However certain area’s are covered which will be in the warranty IE mechanical breakdown etc. For more information on warranties, go to ‘Car Services’ – Car Warranty. It is in your interest therefore to make sure the length of your expires before the warranty does. This will prevent you being landed with any expensive repair bills.

As you don’t actually own the vehicle it is your responsibility to make sure it remains in good condition throughout. It is not advisable to make any modifications to the vehicle as these with have to be ‘undone’ at the end of the lease period. Although rare, if your vehicle is re-called for any reason you are obligated to have the repair done as soon as possible.

If involved in an accident and your vehicle is ‘written off’ your insurance company will only pay the vehicles current worth (taking away your deductible). This is not the amount you still owe on the lease which is commonly more. There is an upside in that most leases come automatically with GAP insurance and this should cover the difference. Again check your contract.

In the event of an accident, any repairs undertaken should be carried out by a reputable garage/body shop using only manufacturer’s parts. Failure to comply may result in charges being applied by the leasing company.

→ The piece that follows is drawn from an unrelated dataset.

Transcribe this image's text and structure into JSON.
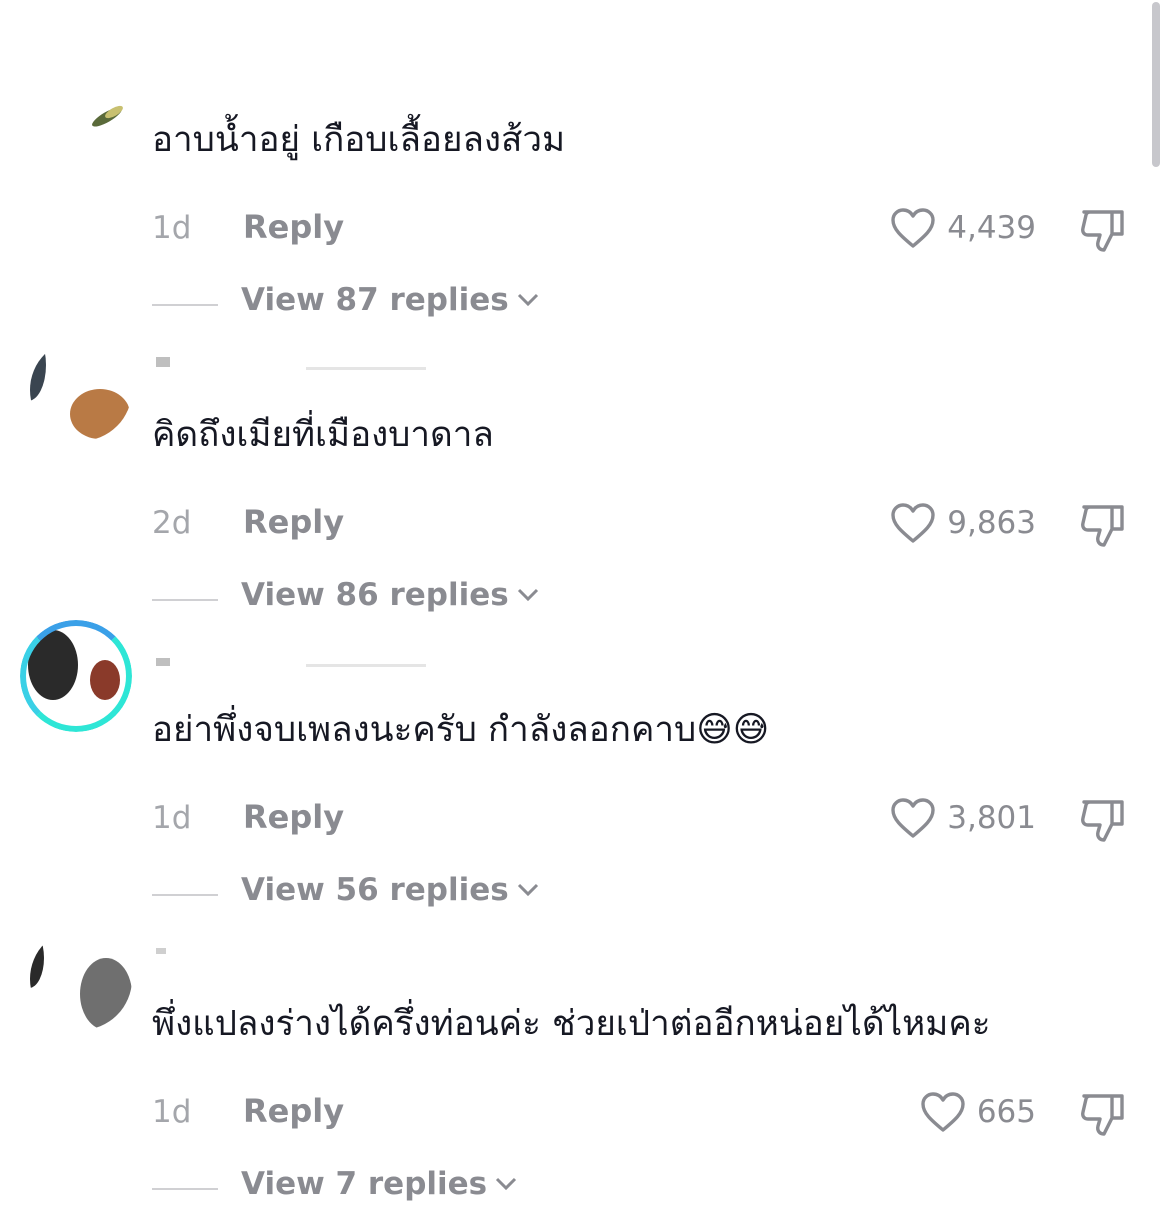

Be aware, if you are a high mileage driver you may have additional charges to pay for the wear and tear, tyres, extended mileage limits and any unrepaired damage. This is waivered only if you intend to purchase the vehicle.